“If there’s one thing you take away from here, I want you to remember to keep the dinner table sacred.”
No explanation. Just a blanket statement. That’s the last piece of advice I remember our pre-marital counselor giving us 10 years ago. We walked out of there with smiles on our faces, but really clueless as to what that even meant.
Sure we knew what it meant to have family dinners. We both grew up doing that. Is that what he means? We asked each other as we made the short drive back to my house. If that’s all it is, that’s easy, right? Just eat dinner together every night like we did growing up. It can’t be that hard. My mom made it look easy. Yeah, so did mine. And we went on our way.
Fast forward several months later. Here we are, newly weds in our very own place! A one bedroom apartment in a retirement complex. Yes, 30 years younger than our neighbors, and inclined to join Bingo night every Thursday, but we qualified. Home Sweet Home.
We were your typical newly wed couple. Poor. We had maybe 5 pieces of furniture; a couch, a chair, one bookcase, a dresser and a mattress. That’s it. It was to our advantage that we ended up in the retirement complex because we didn’t own a tv. However, we never missed an episode of Wheel of Fortune, Jeopardy or nightly news for an entire year! How you ask, is this possible without a tv ? (back then streaming everything wasn’t as available as it is now.) We simply heard them all through our wall. Combination of elderly and hard of hearing neighbors can sometimes pay-off. Or not. Depends on how you want to look at it.
So here we are in our tiny little apartment loving married life. I had prepared dinner in our 10 x 10, if I’m being generous, kitchen and we were ready to dig in. We took our usual places sitting on the living room/dining room/hall way/….you get the point, floor. When I looked up at my husband and said, “do you remember when Don told us to keep the dinner table sacred?” Yeah, replied my husband. “Uhhh, how are we supposed to do that if we don’t even own a table?” I asked. We both looked around the room and we started laughing.
As time went by, children were made, and home changed places on several occasions, we began to understand what it meant to “keep the dinner table sacred”. Yes, there were several years where we actually did not own a dining room table. But that didn’t matter. It wasn’t about the table.
We saw just how much of a challenge it could be to actually physically get everyone to sit down at the table at the same time (once we had a table). Toddlers running off, spills here and there, I need more of this, I would like some more of that.Up and down, up and down was the nightly dinner routine. I felt like General Sherman marching; when he’s up he’s up. When he’s down he’s down, but when he’s only half way up he’s neither up nor down!

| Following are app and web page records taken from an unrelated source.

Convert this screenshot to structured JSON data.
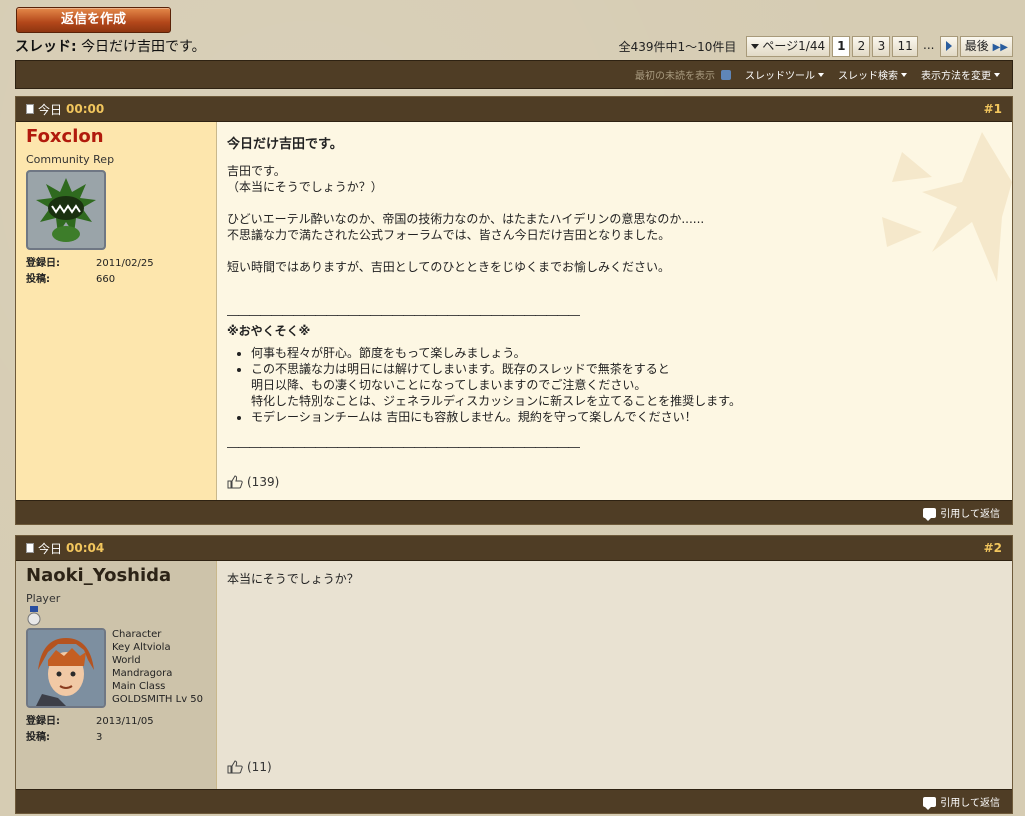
{
  "reply_button": "返信を作成",
  "thread": {
    "prefix": "スレッド:",
    "title": "今日だけ吉田です。"
  },
  "pager": {
    "count": "全439件中1～10件目",
    "page_label": "ページ1/44",
    "pages": [
      "1",
      "2",
      "3",
      "11"
    ],
    "ellipsis": "...",
    "last": "最後"
  },
  "toolbar": {
    "first_unread": "最初の未読を表示",
    "thread_tools": "スレッドツール",
    "thread_search": "スレッド検索",
    "display_mode": "表示方法を変更"
  },
  "posts": [
    {
      "date": "今日",
      "time": "00:00",
      "number": "#1",
      "username": "Foxclon",
      "usertitle": "Community Rep",
      "joined_label": "登録日:",
      "joined": "2011/02/25",
      "posts_label": "投稿:",
      "posts": "660",
      "title": "今日だけ吉田です。",
      "lines": [
        "吉田です。",
        "（本当にそうでしょうか？）",
        "ひどいエーテル酔いなのか、帝国の技術力なのか、はたまたハイデリンの意思なのか......",
        "不思議な力で満たされた公式フォーラムでは、皆さん今日だけ吉田となりました。",
        "短い時間ではありますが、吉田としてのひとときをじゆくまでお愉しみください。"
      ],
      "rule": "――――――――――――――――――――――――――――――――",
      "notice": "※おやくそく※",
      "bullets": [
        "何事も程々が肝心。節度をもって楽しみましょう。",
        "この不思議な力は明日には解けてしまいます。既存のスレッドで無茶をすると",
        "明日以降、もの凄く切ないことになってしまいますのでご注意ください。",
        "特化した特別なことは、ジェネラルディスカッションに新スレを立てることを推奨します。",
        "モデレーションチームは 吉田にも容赦しません。規約を守って楽しんでください！"
      ],
      "likes": "(139)",
      "quote": "引用して返信"
    },
    {
      "date": "今日",
      "time": "00:04",
      "number": "#2",
      "username": "Naoki_Yoshida",
      "usertitle": "Player",
      "char_lines": [
        "Character",
        "Key Altviola",
        "World",
        "Mandragora",
        "Main Class",
        "GOLDSMITH Lv 50"
      ],
      "joined_label": "登録日:",
      "joined": "2013/11/05",
      "posts_label": "投稿:",
      "posts": "3",
      "text": "本当にそうでしょうか？",
      "likes": "(11)",
      "quote": "引用して返信"
    }
  ],
  "colors": {
    "bar": "#4f3d25",
    "gold": "#f2c65d",
    "red_name": "#b11a0c"
  },
  "icons": [
    "doc-icon",
    "thumb-up-icon",
    "quote-icon",
    "arrow-right-icon",
    "double-arrow-icon",
    "dropdown-icon",
    "medal-icon"
  ]
}
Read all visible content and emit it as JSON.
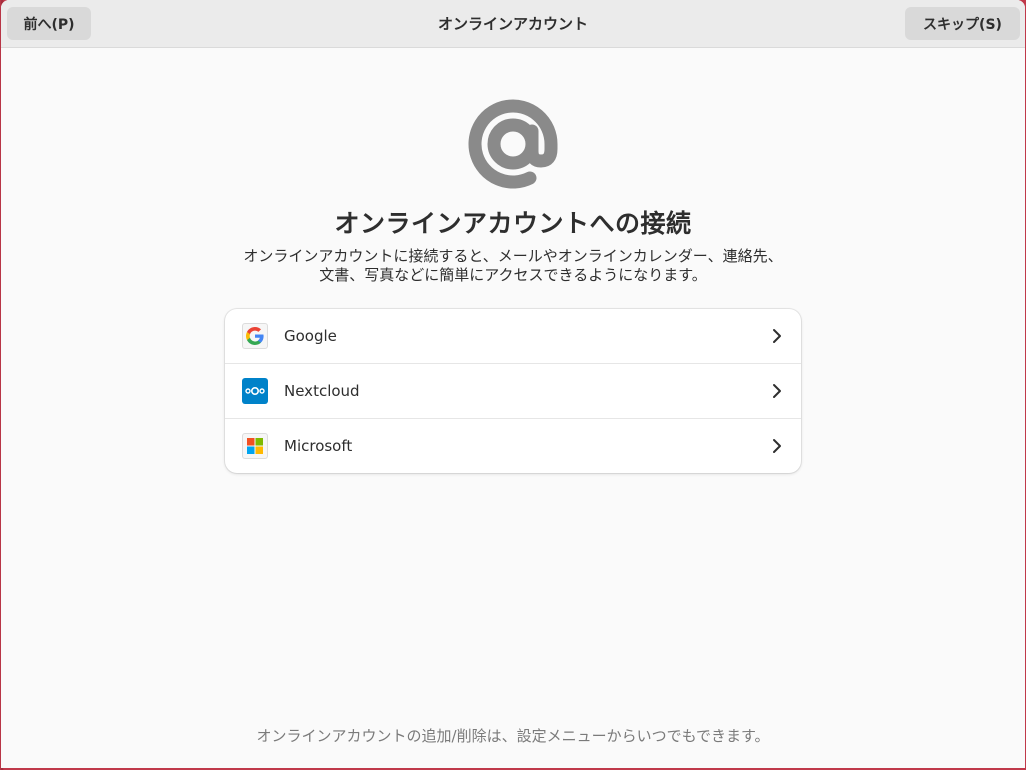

Then it became, by the way, I’m taking off early to take child X to soccer. I’ll be back later. Save us some dinner. Don’t forget tomorrow child Y has ballet. She should eat before she goes,etc. You know the drill. We’ve all been there. It was then, amidst the crazy that we realized what it truly meant to keep the dinner table sacred. We thought back to when we were first married. Sitting on the floor, facing one another, talking to one another, connecting with one another, despite the fact that we weren’t even sitting at a table.
What happens around the dinner table?
You see each other face to face, conversations roar, connections are made, friends gather, family gathers, you partake in food together, thankfulness, blessings, laughter, and fun. It all happens at the dinner table.
But it’s not about the table.
It’s about the people.
This is what it means to keep the dinner table sacred.
Things have changed in our household with this enlightenment. We now make it a top priority to gather together as a family unit around our dinner table.
It’s a place where we come together and connect with one another after being apart or just celebrating making it through another day. That’s what it is, a celebration. A celebration of us.
A way to thank God for another day, another meal, and for each other. A time to ask one another what their favorite part of the day was. What challenged them and what they are most proud of accomplishing. We ask our children those questions and they ask us at each dinner. They love it. I love it. It excites them and we connect as a family.
Are we perfect at this, no. Do we have days we miss, yes. But we are improving.
I challenge you to keep the dinner table sacred.
Knowing, it’s not about the table.